Task objective
All of the data below must be repeated exactly.

Dataset items

····················

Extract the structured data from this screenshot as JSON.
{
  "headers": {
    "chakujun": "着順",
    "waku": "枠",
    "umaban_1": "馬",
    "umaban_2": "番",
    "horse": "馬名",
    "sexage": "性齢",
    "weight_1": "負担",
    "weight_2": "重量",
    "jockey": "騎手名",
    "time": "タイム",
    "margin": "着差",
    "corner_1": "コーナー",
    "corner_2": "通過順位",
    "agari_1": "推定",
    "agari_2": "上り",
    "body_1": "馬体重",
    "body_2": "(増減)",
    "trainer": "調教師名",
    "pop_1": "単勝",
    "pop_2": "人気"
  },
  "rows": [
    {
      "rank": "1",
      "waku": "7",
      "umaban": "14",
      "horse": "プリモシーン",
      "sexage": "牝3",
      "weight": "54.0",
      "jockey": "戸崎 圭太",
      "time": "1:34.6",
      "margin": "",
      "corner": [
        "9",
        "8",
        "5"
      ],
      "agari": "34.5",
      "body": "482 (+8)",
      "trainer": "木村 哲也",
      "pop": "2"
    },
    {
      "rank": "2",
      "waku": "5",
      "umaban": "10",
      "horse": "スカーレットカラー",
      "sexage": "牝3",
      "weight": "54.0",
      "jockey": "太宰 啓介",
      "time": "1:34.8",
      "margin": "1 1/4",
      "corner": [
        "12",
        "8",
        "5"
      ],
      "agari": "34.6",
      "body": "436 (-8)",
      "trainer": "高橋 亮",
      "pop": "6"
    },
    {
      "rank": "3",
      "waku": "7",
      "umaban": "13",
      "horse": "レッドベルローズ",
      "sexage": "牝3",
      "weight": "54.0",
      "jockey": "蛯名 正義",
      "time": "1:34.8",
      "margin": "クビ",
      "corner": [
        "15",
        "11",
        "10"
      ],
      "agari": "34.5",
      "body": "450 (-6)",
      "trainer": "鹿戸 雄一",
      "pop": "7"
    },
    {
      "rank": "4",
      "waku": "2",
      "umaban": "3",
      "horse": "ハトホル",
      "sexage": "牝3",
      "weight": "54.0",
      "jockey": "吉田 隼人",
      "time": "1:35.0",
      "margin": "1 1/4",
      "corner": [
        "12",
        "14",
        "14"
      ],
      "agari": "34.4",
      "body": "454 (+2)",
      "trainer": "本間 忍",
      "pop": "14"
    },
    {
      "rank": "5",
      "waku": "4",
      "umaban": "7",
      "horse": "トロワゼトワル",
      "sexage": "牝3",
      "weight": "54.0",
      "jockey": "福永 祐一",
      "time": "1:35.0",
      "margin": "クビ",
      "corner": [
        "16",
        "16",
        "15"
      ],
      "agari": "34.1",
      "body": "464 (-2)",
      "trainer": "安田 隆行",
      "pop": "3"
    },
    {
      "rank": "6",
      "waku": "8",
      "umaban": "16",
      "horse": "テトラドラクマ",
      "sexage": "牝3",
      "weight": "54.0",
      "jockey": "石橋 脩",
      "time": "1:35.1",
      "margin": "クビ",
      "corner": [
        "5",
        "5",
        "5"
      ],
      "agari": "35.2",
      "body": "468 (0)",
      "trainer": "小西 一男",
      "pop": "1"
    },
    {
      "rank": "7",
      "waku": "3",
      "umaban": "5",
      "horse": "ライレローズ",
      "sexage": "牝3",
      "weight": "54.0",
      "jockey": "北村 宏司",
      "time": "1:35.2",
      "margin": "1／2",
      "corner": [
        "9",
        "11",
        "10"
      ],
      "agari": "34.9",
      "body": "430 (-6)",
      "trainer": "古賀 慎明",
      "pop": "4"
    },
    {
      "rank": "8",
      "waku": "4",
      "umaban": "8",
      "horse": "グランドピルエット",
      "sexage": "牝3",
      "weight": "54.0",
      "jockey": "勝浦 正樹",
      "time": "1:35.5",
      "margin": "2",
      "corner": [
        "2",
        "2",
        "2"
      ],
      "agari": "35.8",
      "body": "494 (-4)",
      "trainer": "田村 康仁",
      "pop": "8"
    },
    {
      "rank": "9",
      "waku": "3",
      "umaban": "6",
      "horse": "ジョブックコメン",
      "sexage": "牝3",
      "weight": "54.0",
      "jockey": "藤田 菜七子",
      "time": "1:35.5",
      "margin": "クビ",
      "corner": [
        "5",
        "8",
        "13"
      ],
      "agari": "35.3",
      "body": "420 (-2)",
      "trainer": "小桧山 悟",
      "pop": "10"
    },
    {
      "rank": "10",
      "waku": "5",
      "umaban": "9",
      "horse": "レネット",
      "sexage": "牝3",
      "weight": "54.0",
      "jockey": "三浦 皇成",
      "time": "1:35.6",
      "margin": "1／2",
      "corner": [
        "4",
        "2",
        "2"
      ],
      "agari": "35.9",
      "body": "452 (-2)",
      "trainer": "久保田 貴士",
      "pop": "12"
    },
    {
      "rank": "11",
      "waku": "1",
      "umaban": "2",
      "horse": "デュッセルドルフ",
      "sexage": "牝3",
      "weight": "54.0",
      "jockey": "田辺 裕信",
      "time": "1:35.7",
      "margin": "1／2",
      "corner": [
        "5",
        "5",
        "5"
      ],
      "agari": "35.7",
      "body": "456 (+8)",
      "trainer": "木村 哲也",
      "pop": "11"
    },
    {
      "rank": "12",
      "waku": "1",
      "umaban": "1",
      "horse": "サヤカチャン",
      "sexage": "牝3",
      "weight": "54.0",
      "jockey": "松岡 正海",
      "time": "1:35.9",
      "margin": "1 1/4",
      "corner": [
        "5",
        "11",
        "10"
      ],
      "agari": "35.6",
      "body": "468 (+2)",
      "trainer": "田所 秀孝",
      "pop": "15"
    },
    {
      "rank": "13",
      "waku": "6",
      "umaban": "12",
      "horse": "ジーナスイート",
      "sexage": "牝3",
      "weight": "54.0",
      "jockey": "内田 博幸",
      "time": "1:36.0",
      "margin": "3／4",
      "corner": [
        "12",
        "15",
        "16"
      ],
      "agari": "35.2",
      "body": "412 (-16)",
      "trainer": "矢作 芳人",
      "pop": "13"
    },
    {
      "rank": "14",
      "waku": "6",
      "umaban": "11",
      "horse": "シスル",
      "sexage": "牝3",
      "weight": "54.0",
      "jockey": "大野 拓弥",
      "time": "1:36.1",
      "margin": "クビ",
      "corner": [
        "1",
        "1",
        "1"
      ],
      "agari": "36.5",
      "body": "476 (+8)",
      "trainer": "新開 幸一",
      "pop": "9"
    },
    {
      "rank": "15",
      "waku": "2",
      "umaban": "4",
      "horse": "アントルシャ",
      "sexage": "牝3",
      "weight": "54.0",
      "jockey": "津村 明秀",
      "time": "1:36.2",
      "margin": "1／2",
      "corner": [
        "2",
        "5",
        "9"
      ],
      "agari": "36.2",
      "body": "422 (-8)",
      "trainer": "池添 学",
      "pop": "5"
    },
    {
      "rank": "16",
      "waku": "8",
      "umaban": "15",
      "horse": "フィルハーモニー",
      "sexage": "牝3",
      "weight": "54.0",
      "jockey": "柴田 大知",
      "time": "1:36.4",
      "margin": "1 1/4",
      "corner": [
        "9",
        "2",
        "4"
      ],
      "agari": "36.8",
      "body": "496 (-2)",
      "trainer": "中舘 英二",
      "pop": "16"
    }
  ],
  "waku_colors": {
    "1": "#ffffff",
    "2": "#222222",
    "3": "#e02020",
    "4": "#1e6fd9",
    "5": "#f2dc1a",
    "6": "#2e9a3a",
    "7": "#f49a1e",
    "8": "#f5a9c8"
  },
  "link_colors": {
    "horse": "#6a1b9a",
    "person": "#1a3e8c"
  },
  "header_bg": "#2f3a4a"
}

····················

Final answer
Extract the structured data from this screenshot as JSON.
{
  "headers": {
    "chakujun": "着順",
    "waku": "枠",
    "umaban_1": "馬",
    "umaban_2": "番",
    "horse": "馬名",
    "sexage": "性齢",
    "weight_1": "負担",
    "weight_2": "重量",
    "jockey": "騎手名",
    "time": "タイム",
    "margin": "着差",
    "corner_1": "コーナー",
    "corner_2": "通過順位",
    "agari_1": "推定",
    "agari_2": "上り",
    "body_1": "馬体重",
    "body_2": "(増減)",
    "trainer": "調教師名",
    "pop_1": "単勝",
    "pop_2": "人気"
  },
  "rows": [
    {
      "rank": "1",
      "waku": "7",
      "umaban": "14",
      "horse": "プリモシーン",
      "sexage": "牝3",
      "weight": "54.0",
      "jockey": "戸崎 圭太",
      "time": "1:34.6",
      "margin": "",
      "corner": [
        "9",
        "8",
        "5"
      ],
      "agari": "34.5",
      "body": "482 (+8)",
      "trainer": "木村 哲也",
      "pop": "2"
    },
    {
      "rank": "2",
      "waku": "5",
      "umaban": "10",
      "horse": "スカーレットカラー",
      "sexage": "牝3",
      "weight": "54.0",
      "jockey": "太宰 啓介",
      "time": "1:34.8",
      "margin": "1 1/4",
      "corner": [
        "12",
        "8",
        "5"
      ],
      "agari": "34.6",
      "body": "436 (-8)",
      "trainer": "高橋 亮",
      "pop": "6"
    },
    {
      "rank": "3",
      "waku": "7",
      "umaban": "13",
      "horse": "レッドベルローズ",
      "sexage": "牝3",
      "weight": "54.0",
      "jockey": "蛯名 正義",
      "time": "1:34.8",
      "margin": "クビ",
      "corner": [
        "15",
        "11",
        "10"
      ],
      "agari": "34.5",
      "body": "450 (-6)",
      "trainer": "鹿戸 雄一",
      "pop": "7"
    },
    {
      "rank": "4",
      "waku": "2",
      "umaban": "3",
      "horse": "ハトホル",
      "sexage": "牝3",
      "weight": "54.0",
      "jockey": "吉田 隼人",
      "time": "1:35.0",
      "margin": "1 1/4",
      "corner": [
        "12",
        "14",
        "14"
      ],
      "agari": "34.4",
      "body": "454 (+2)",
      "trainer": "本間 忍",
      "pop": "14"
    },
    {
      "rank": "5",
      "waku": "4",
      "umaban": "7",
      "horse": "トロワゼトワル",
      "sexage": "牝3",
      "weight": "54.0",
      "jockey": "福永 祐一",
      "time": "1:35.0",
      "margin": "クビ",
      "corner": [
        "16",
        "16",
        "15"
      ],
      "agari": "34.1",
      "body": "464 (-2)",
      "trainer": "安田 隆行",
      "pop": "3"
    },
    {
      "rank": "6",
      "waku": "8",
      "umaban": "16",
      "horse": "テトラドラクマ",
      "sexage": "牝3",
      "weight": "54.0",
      "jockey": "石橋 脩",
      "time": "1:35.1",
      "margin": "クビ",
      "corner": [
        "5",
        "5",
        "5"
      ],
      "agari": "35.2",
      "body": "468 (0)",
      "trainer": "小西 一男",
      "pop": "1"
    },
    {
      "rank": "7",
      "waku": "3",
      "umaban": "5",
      "horse": "ライレローズ",
      "sexage": "牝3",
      "weight": "54.0",
      "jockey": "北村 宏司",
      "time": "1:35.2",
      "margin": "1／2",
      "corner": [
        "9",
        "11",
        "10"
      ],
      "agari": "34.9",
      "body": "430 (-6)",
      "trainer": "古賀 慎明",
      "pop": "4"
    },
    {
      "rank": "8",
      "waku": "4",
      "umaban": "8",
      "horse": "グランドピルエット",
      "sexage": "牝3",
      "weight": "54.0",
      "jockey": "勝浦 正樹",
      "time": "1:35.5",
      "margin": "2",
      "corner": [
        "2",
        "2",
        "2"
      ],
      "agari": "35.8",
      "body": "494 (-4)",
      "trainer": "田村 康仁",
      "pop": "8"
    },
    {
      "rank": "9",
      "waku": "3",
      "umaban": "6",
      "horse": "ジョブックコメン",
      "sexage": "牝3",
      "weight": "54.0",
      "jockey": "藤田 菜七子",
      "time": "1:35.5",
      "margin": "クビ",
      "corner": [
        "5",
        "8",
        "13"
      ],
      "agari": "35.3",
      "body": "420 (-2)",
      "trainer": "小桧山 悟",
      "pop": "10"
    },
    {
      "rank": "10",
      "waku": "5",
      "umaban": "9",
      "horse": "レネット",
      "sexage": "牝3",
      "weight": "54.0",
      "jockey": "三浦 皇成",
      "time": "1:35.6",
      "margin": "1／2",
      "corner": [
        "4",
        "2",
        "2"
      ],
      "agari": "35.9",
      "body": "452 (-2)",
      "trainer": "久保田 貴士",
      "pop": "12"
    },
    {
      "rank": "11",
      "waku": "1",
      "umaban": "2",
      "horse": "デュッセルドルフ",
      "sexage": "牝3",
      "weight": "54.0",
      "jockey": "田辺 裕信",
      "time": "1:35.7",
      "margin": "1／2",
      "corner": [
        "5",
        "5",
        "5"
      ],
      "agari": "35.7",
      "body": "456 (+8)",
      "trainer": "木村 哲也",
      "pop": "11"
    },
    {
      "rank": "12",
      "waku": "1",
      "umaban": "1",
      "horse": "サヤカチャン",
      "sexage": "牝3",
      "weight": "54.0",
      "jockey": "松岡 正海",
      "time": "1:35.9",
      "margin": "1 1/4",
      "corner": [
        "5",
        "11",
        "10"
      ],
      "agari": "35.6",
      "body": "468 (+2)",
      "trainer": "田所 秀孝",
      "pop": "15"
    },
    {
      "rank": "13",
      "waku": "6",
      "umaban": "12",
      "horse": "ジーナスイート",
      "sexage": "牝3",
      "weight": "54.0",
      "jockey": "内田 博幸",
      "time": "1:36.0",
      "margin": "3／4",
      "corner": [
        "12",
        "15",
        "16"
      ],
      "agari": "35.2",
      "body": "412 (-16)",
      "trainer": "矢作 芳人",
      "pop": "13"
    },
    {
      "rank": "14",
      "waku": "6",
      "umaban": "11",
      "horse": "シスル",
      "sexage": "牝3",
      "weight": "54.0",
      "jockey": "大野 拓弥",
      "time": "1:36.1",
      "margin": "クビ",
      "corner": [
        "1",
        "1",
        "1"
      ],
      "agari": "36.5",
      "body": "476 (+8)",
      "trainer": "新開 幸一",
      "pop": "9"
    },
    {
      "rank": "15",
      "waku": "2",
      "umaban": "4",
      "horse": "アントルシャ",
      "sexage": "牝3",
      "weight": "54.0",
      "jockey": "津村 明秀",
      "time": "1:36.2",
      "margin": "1／2",
      "corner": [
        "2",
        "5",
        "9"
      ],
      "agari": "36.2",
      "body": "422 (-8)",
      "trainer": "池添 学",
      "pop": "5"
    },
    {
      "rank": "16",
      "waku": "8",
      "umaban": "15",
      "horse": "フィルハーモニー",
      "sexage": "牝3",
      "weight": "54.0",
      "jockey": "柴田 大知",
      "time": "1:36.4",
      "margin": "1 1/4",
      "corner": [
        "9",
        "2",
        "4"
      ],
      "agari": "36.8",
      "body": "496 (-2)",
      "trainer": "中舘 英二",
      "pop": "16"
    }
  ],
  "waku_colors": {
    "1": "#ffffff",
    "2": "#222222",
    "3": "#e02020",
    "4": "#1e6fd9",
    "5": "#f2dc1a",
    "6": "#2e9a3a",
    "7": "#f49a1e",
    "8": "#f5a9c8"
  },
  "link_colors": {
    "horse": "#6a1b9a",
    "person": "#1a3e8c"
  },
  "header_bg": "#2f3a4a"
}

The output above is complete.